── Exercise input ──

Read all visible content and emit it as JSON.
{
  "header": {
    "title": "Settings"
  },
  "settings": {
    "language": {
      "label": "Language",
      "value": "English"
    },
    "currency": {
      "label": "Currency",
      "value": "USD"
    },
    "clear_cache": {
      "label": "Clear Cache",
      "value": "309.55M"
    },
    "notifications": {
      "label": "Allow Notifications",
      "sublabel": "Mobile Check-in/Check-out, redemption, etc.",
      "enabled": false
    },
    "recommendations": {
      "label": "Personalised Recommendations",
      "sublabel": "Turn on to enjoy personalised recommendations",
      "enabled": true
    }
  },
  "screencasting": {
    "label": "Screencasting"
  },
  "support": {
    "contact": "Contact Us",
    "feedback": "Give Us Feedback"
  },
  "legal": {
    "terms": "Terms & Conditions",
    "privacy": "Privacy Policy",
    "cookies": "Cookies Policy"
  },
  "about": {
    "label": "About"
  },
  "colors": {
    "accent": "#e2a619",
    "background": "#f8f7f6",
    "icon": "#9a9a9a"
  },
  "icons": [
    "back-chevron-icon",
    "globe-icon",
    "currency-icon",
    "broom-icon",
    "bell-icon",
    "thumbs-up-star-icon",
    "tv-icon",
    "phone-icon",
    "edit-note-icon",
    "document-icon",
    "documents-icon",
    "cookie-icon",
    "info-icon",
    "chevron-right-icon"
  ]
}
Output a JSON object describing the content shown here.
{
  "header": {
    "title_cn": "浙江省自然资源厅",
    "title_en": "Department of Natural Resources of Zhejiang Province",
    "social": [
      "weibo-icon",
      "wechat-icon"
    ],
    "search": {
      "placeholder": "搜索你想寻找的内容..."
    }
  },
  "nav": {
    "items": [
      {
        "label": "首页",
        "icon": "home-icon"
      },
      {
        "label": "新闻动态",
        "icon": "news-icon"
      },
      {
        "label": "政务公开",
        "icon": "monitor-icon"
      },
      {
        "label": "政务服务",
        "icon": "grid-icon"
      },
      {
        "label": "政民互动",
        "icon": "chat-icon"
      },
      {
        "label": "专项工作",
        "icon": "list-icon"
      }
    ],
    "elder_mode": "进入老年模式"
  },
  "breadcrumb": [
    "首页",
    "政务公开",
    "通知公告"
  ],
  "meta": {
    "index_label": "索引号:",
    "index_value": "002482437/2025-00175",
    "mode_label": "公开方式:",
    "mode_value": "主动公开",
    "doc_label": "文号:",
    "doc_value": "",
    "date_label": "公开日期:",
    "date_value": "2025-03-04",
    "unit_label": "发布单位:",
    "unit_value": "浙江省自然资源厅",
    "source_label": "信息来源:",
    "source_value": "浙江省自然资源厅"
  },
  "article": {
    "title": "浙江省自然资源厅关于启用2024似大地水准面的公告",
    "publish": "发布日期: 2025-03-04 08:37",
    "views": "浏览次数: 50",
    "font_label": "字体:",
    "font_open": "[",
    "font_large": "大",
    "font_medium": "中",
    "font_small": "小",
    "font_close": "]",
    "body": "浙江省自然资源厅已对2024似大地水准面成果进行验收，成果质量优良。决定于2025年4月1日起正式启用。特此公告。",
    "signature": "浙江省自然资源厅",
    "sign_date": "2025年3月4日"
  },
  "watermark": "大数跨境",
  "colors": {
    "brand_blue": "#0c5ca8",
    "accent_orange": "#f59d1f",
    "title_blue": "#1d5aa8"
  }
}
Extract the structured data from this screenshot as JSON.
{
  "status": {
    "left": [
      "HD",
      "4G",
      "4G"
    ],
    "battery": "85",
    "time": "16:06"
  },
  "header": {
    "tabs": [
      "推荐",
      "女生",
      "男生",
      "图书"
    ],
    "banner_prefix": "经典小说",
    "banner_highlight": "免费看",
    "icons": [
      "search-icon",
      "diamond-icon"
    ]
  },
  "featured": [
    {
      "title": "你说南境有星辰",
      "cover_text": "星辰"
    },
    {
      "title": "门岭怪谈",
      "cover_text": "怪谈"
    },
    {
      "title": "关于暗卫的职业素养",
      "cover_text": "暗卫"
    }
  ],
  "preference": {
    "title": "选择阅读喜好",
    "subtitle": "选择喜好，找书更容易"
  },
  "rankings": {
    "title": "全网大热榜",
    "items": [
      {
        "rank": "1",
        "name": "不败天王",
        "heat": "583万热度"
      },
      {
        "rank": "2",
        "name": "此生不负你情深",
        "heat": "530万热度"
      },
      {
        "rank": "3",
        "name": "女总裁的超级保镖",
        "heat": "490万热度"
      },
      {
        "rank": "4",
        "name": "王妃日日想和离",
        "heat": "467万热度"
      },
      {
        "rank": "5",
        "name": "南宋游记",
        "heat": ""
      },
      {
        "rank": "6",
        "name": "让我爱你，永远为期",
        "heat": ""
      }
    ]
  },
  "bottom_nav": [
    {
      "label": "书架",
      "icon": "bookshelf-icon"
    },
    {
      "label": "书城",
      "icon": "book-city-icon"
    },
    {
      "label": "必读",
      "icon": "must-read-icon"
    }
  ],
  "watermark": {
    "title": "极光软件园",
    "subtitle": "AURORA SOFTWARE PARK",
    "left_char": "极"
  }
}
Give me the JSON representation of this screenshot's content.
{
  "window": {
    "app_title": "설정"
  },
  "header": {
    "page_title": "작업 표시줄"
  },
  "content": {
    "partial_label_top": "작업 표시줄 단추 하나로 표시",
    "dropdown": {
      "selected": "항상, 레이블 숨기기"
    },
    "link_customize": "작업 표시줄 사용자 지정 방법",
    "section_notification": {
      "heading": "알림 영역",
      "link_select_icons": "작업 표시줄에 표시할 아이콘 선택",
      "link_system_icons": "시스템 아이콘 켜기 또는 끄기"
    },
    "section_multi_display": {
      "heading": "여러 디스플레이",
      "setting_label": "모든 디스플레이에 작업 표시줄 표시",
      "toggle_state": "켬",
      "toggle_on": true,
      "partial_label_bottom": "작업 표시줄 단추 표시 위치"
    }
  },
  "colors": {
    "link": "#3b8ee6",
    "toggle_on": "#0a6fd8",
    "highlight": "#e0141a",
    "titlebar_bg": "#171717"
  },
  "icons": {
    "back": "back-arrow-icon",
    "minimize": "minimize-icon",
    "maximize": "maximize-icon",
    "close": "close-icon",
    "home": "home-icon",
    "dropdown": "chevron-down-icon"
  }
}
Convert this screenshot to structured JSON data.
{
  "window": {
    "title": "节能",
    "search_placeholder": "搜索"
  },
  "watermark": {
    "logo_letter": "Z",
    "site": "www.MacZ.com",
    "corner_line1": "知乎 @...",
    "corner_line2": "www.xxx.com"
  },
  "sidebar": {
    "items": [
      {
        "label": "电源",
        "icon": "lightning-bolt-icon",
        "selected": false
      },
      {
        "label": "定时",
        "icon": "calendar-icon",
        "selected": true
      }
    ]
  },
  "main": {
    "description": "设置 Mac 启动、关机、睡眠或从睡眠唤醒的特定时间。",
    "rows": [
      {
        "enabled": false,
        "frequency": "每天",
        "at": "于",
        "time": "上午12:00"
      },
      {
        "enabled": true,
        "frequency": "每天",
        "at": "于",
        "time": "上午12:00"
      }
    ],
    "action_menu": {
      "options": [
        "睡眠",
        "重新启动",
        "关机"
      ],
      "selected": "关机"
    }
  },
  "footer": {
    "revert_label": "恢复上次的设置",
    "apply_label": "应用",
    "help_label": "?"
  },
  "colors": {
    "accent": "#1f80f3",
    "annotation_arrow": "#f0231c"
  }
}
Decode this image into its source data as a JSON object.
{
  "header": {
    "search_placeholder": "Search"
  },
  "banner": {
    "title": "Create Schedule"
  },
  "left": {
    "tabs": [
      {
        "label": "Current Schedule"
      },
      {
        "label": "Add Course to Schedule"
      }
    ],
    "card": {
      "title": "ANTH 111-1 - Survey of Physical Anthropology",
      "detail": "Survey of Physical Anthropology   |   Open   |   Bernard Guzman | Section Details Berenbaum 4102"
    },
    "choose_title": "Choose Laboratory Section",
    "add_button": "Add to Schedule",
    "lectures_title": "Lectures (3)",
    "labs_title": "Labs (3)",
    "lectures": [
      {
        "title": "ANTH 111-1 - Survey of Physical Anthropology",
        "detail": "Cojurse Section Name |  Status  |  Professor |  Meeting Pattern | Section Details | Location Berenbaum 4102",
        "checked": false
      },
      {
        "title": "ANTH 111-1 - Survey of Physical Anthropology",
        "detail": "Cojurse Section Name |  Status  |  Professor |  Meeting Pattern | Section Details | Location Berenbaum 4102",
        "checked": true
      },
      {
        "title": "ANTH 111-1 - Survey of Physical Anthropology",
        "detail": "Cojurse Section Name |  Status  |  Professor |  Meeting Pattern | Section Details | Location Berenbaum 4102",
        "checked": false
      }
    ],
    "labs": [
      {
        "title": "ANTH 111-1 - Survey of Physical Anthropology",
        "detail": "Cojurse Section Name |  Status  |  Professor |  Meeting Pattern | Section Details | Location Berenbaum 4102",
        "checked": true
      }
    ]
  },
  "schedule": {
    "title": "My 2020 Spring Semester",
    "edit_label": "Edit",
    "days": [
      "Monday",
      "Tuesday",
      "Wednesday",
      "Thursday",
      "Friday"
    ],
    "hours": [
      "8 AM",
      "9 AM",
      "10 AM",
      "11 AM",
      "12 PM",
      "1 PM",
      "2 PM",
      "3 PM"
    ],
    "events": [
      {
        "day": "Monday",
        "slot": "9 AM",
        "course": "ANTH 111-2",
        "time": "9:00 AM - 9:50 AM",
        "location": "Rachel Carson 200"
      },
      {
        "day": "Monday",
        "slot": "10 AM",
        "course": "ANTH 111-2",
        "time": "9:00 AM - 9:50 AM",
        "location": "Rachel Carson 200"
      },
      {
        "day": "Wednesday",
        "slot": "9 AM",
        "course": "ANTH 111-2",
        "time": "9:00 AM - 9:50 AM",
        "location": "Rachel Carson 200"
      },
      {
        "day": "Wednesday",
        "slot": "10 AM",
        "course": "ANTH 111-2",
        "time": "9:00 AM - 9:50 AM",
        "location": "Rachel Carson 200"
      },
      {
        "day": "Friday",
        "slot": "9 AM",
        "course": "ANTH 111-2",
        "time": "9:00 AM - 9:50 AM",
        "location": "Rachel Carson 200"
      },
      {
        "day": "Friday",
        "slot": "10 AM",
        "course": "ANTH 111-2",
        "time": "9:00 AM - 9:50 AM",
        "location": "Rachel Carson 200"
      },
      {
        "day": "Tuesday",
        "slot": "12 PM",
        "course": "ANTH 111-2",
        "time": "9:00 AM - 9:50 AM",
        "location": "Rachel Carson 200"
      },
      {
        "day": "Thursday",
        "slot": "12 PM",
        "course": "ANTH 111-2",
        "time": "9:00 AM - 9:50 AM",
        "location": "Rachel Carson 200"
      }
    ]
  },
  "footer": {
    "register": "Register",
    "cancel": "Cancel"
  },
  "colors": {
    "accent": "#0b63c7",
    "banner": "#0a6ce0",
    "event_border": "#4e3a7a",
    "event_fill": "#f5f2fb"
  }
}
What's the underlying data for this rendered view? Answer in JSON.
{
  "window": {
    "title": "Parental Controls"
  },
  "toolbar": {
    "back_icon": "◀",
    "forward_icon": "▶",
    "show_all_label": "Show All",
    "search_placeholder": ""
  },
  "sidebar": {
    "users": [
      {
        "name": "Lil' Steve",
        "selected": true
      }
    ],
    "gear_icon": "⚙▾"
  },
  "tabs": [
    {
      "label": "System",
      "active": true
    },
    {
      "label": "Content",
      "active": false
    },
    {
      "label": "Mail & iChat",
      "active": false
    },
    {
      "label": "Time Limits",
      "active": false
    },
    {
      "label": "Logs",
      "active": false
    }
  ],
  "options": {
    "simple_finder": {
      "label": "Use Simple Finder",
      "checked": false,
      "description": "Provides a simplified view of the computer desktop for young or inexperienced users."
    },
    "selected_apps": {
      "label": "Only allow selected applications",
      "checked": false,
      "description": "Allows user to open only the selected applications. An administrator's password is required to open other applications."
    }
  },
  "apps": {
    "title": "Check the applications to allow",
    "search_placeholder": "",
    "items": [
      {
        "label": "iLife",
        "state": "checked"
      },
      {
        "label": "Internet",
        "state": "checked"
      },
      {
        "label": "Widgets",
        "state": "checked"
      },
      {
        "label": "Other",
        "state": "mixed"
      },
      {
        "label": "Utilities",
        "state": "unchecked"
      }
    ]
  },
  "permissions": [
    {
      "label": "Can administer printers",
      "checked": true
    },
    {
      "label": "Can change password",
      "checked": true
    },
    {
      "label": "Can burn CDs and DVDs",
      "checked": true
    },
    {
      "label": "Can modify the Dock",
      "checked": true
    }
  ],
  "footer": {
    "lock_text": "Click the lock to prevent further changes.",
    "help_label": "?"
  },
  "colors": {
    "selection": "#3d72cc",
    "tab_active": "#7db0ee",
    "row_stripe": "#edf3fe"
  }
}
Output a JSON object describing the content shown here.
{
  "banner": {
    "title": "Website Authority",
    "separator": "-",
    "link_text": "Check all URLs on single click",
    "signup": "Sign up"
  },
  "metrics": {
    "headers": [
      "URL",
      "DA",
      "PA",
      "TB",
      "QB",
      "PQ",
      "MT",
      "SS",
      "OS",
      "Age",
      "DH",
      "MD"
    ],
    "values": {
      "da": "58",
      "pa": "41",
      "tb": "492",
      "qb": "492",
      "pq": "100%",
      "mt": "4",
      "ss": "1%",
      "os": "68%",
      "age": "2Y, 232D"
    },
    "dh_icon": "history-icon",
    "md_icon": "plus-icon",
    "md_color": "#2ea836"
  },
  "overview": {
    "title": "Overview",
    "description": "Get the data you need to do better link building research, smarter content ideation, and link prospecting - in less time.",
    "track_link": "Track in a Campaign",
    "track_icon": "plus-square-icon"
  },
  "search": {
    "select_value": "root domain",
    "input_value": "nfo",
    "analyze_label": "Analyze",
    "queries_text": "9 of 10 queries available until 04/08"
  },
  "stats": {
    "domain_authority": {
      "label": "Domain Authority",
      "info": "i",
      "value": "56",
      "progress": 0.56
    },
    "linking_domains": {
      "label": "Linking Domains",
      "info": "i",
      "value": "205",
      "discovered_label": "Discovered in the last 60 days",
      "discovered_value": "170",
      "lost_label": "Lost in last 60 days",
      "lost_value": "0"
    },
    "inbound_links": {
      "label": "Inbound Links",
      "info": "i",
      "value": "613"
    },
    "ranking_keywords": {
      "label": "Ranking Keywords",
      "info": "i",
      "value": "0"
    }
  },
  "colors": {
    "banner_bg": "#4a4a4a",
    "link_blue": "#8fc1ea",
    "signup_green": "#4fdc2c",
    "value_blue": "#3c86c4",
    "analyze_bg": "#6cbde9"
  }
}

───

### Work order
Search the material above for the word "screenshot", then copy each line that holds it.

### Answer section
Extract the structured data from this screenshot as JSON.
Give me the JSON representation of this screenshot's content.
Convert this screenshot to structured JSON data.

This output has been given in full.